(Entries from a dataset of interfaces)
----------
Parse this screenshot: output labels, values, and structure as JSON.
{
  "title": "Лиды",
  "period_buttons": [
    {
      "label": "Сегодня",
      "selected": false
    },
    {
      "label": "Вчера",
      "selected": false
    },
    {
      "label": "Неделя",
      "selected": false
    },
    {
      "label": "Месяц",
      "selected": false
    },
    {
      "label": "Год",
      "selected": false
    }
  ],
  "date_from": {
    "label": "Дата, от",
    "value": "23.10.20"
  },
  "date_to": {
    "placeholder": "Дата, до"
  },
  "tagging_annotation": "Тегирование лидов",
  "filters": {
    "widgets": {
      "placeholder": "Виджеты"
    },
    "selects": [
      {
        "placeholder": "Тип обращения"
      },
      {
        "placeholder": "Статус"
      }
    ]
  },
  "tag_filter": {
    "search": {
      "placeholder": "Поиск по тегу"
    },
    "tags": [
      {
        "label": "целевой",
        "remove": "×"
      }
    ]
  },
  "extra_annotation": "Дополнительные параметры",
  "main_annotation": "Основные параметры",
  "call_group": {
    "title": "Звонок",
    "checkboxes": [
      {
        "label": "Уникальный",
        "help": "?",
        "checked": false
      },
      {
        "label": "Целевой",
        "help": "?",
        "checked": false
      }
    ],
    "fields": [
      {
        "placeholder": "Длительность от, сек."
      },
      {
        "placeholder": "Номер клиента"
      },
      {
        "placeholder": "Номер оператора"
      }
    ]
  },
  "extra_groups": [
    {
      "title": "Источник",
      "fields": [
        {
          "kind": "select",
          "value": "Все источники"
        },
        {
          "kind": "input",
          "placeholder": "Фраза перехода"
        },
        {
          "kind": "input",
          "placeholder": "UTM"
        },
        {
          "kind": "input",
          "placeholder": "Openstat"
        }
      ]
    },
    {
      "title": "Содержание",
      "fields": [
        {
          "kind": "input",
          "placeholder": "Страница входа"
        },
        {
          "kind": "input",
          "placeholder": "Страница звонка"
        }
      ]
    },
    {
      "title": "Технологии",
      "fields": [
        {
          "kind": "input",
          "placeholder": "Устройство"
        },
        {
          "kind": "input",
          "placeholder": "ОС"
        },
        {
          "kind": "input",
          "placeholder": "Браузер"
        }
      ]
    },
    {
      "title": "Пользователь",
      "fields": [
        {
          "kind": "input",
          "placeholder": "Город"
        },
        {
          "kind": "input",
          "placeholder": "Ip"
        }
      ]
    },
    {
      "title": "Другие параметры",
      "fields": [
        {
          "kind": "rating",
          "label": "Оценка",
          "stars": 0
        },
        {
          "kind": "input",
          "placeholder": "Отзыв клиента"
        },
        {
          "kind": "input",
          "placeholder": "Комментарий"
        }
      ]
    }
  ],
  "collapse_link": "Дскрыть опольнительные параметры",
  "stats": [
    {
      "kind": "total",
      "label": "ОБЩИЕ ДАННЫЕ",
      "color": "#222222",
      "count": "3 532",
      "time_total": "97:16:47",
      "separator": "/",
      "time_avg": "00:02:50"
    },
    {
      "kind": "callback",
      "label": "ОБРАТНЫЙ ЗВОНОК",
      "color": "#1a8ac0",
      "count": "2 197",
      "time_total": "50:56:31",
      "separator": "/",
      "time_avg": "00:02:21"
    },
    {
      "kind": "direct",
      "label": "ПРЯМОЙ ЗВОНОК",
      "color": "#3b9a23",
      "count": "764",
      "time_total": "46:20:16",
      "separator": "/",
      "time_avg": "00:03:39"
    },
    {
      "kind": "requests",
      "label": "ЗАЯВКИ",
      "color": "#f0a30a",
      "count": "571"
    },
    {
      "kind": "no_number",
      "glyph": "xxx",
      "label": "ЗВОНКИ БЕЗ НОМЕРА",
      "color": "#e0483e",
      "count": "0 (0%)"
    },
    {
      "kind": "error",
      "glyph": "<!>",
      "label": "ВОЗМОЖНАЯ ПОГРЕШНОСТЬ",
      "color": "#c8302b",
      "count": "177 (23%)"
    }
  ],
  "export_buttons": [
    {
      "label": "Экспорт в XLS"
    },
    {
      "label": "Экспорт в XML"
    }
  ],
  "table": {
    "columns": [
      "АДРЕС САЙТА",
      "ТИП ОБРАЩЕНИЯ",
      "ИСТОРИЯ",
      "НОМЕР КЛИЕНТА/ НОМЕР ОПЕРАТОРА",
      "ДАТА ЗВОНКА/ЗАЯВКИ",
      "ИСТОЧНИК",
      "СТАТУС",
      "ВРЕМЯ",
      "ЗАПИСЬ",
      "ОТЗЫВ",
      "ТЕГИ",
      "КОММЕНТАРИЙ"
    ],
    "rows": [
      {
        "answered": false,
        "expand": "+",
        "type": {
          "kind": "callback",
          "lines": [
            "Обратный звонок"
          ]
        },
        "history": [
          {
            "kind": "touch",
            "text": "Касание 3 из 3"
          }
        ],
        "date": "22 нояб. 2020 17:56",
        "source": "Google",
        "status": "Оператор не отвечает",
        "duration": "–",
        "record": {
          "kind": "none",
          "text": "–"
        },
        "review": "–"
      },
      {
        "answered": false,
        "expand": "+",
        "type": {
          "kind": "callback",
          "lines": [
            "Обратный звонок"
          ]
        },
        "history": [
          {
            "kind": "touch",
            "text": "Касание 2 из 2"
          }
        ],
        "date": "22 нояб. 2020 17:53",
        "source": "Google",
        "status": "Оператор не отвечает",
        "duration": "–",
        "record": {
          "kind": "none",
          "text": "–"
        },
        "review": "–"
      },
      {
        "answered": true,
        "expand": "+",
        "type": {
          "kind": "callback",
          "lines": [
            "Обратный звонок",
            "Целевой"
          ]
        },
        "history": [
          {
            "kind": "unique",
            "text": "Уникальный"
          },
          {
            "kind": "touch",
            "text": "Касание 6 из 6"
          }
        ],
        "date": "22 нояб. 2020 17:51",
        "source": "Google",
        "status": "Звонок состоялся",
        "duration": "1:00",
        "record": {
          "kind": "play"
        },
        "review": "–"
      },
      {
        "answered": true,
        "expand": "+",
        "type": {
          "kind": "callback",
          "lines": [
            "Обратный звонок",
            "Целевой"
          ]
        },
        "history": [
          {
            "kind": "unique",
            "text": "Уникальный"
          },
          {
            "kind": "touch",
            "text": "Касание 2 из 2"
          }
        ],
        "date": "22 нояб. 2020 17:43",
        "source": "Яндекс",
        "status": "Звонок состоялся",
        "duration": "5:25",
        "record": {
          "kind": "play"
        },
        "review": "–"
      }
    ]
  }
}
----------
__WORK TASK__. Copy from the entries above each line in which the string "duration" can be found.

__FINAL ANSWER__.
        "duration": "–",
        "duration": "–",
        "duration": "1:00",
        "duration": "5:25",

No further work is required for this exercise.